Extensions to routing protocols may be used by the link protocol handler 410 to simultaneously compute multiple metrics in the network prior to dissemination. A special cache for storage may be created and/or maintained by the link protocol handler 410 when handling multiple metrics.

Various network applications may install and choose a custom metric for routing of application packets in the network 100. Thus, network applications would be allowed to install a metric that is new, or unfamiliar, to the network 100. This allows for the network 100 to adapt to new types of data that may be sent over the network 100.

Although the above description may contain specific details, they should not be construed as limiting the claims in any way. Other configurations of the described embodiments of the invention are part of the scope of this invention. Accordingly, the appended claims and their legal equivalents should only define the invention, rather than any specific examples given.

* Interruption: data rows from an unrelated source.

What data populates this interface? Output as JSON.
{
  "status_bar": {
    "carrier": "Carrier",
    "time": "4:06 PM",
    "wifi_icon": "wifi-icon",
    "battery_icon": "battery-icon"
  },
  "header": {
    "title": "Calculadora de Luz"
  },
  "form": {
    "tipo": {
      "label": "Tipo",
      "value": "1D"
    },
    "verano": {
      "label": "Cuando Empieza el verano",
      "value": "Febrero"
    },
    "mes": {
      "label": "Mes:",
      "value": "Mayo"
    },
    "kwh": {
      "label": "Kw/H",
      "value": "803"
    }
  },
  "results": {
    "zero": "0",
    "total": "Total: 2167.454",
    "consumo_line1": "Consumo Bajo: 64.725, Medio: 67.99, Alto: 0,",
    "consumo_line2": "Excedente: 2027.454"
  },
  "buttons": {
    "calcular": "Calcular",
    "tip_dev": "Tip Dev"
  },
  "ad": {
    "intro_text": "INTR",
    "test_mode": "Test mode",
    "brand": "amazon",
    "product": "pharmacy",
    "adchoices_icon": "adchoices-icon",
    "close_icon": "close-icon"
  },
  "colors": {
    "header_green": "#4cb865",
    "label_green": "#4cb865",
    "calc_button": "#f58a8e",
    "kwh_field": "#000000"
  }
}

Patent Citations
Cited PatentFiling datePublication dateApplicantTitle
US6487172 *Dec 29, 1998Nov 26, 2002Nortel Networks LimitedPacket network route selection method and apparatus using a bidding algorithm
Non-Patent Citations
Reference
1 *Fedyk, "Multiple Metrics for Traffic Engineering with IS-IS and OSPF", Nov. 2000, IETF, all pages.
2 *Kulkarni, "Implementation of a Prototype Active Network", 1998, IEEE, all pages.
3 *Kulkarni, Active Networking Services for Wired/Wireless Networks, 1999, IEEE, pp. 1116-1123.
4 *Kulkarni, Implementation of a Prototype Active Network, 1998, IEEE, pp. 130-143.
Referenced by
Citing PatentFiling datePublication dateApplicantTitle
US8009570 *Aug 30, 2011Oki Electric Industry Co. Ltd.Router device for efficient routing with congestion minimized
US20090296725 *May 26, 2009Dec 3, 2009Oki Electric Industry Co., Ltd.Router device for efficient routing with congestion minimized
Classifications
U.S. Classification370/229, 370/236.1, 370/230, 370/236, 370/236.2
International ClassificationH04L12/26, H04L1/00, H04J1/16, G01R31/08, H04J3/14
Cooperative ClassificationH04L45/306, H04L45/124, H04L45/00, H04L45/54, H04L45/566, H04L45/12
European ClassificationH04L45/12, H04L45/124, H04L45/54, H04L45/56B, H04L45/306, H04L45/00
Legal Events
DateCodeEventDescription
May 26, 2006ASAssignment
Owner name: GENERAL ELECTRIC COMPANY, NEW YORK
Free format text: ASSIGNMENT OF ASSIGNORS INTEREST;ASSIGNOR:KULKARNI, AMIT BHAVANISHANKAR;REEL/FRAME:017955/0050
Effective date: 20060523
Owner name: LOCKHEED MARTIN CORPORATION, MARYLAND
Free format text: ASSIGNMENT OF ASSIGNORS INTEREST;ASSIGNOR:GENERAL ELECTRIC COMPANY;REEL/FRAME:017930/0821
Effective date: 20060523
May 9, 2014FPAYFee payment
Year of fee payment: 4